Task: Count the lines in the data below where the string "Tiếng" occurs, please, and give the number alone.

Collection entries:
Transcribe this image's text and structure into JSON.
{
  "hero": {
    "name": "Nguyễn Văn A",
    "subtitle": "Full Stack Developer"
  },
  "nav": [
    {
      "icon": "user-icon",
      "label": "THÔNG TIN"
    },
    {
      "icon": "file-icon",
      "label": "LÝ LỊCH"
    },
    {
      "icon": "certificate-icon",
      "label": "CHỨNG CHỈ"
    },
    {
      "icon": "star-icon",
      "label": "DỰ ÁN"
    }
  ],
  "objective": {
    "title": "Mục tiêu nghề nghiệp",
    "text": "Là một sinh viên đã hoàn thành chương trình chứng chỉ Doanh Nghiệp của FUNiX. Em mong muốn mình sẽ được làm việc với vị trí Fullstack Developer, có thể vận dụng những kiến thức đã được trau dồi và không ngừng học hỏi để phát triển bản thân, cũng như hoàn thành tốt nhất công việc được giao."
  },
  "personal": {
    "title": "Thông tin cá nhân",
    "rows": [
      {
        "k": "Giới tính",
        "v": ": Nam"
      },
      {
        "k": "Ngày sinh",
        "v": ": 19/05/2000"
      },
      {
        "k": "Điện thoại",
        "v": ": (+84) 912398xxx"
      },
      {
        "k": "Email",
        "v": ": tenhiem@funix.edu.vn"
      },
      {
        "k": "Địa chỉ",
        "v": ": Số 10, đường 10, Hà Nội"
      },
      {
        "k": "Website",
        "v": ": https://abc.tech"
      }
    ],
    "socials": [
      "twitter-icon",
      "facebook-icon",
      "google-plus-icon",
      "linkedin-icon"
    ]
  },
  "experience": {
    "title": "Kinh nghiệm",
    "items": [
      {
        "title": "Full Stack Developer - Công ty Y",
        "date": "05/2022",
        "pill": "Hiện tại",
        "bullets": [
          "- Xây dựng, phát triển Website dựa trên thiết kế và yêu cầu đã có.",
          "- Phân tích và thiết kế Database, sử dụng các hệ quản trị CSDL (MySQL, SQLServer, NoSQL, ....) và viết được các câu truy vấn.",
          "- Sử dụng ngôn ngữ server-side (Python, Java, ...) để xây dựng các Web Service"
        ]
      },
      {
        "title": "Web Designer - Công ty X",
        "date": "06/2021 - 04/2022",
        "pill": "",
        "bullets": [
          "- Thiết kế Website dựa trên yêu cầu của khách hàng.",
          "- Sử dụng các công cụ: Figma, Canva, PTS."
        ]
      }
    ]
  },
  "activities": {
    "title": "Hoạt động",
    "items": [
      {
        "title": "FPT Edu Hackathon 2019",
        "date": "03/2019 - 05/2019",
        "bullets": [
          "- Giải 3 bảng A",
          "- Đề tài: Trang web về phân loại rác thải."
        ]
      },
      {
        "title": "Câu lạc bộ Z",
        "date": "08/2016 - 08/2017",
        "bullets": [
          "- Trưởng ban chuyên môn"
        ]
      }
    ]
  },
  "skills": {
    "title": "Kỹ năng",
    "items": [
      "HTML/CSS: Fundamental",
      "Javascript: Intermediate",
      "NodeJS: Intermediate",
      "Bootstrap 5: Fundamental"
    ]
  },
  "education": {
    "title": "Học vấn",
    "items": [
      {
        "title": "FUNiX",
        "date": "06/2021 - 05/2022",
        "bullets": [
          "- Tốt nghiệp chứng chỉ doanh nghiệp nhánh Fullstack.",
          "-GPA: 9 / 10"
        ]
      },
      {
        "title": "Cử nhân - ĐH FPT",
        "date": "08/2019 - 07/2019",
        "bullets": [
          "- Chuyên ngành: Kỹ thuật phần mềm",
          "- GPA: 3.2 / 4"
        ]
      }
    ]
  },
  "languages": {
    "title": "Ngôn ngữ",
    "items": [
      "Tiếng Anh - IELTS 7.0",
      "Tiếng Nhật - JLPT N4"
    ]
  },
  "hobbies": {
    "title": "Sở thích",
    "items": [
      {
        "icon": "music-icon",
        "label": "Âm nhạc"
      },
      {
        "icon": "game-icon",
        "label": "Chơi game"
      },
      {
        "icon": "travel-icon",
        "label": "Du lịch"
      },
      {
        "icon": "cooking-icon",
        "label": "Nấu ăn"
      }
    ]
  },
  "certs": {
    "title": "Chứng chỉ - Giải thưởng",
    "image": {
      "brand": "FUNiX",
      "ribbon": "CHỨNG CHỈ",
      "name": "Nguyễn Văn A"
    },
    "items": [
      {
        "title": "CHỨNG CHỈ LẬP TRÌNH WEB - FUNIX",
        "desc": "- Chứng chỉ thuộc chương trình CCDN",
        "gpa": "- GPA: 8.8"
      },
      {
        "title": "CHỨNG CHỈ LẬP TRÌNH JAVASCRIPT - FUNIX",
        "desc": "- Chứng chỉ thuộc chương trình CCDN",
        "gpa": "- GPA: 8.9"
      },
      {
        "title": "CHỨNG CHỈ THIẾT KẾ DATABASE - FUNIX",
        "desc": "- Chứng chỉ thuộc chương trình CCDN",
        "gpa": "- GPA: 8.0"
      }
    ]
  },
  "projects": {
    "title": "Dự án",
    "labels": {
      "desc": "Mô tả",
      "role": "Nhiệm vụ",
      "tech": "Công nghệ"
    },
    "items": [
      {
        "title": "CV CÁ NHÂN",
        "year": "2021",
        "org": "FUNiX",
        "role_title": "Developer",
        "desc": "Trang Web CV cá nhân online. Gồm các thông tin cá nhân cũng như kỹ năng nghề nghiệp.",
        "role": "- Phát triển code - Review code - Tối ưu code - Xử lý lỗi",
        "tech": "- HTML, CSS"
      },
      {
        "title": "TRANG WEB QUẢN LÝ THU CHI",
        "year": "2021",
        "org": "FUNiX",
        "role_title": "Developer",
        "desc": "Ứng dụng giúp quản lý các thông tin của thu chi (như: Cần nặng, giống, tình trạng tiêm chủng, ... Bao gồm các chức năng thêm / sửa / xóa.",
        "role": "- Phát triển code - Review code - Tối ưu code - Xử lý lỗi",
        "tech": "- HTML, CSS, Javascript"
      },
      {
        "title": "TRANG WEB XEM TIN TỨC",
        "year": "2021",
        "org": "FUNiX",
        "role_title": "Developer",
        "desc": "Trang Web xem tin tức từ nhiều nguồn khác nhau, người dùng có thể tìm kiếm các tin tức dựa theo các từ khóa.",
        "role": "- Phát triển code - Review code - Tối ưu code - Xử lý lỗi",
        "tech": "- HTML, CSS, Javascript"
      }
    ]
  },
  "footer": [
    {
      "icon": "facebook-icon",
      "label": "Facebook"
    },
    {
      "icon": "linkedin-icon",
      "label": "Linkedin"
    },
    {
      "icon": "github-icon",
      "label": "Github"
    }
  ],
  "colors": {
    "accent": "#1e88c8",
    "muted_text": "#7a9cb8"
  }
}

Solution to this problem: 2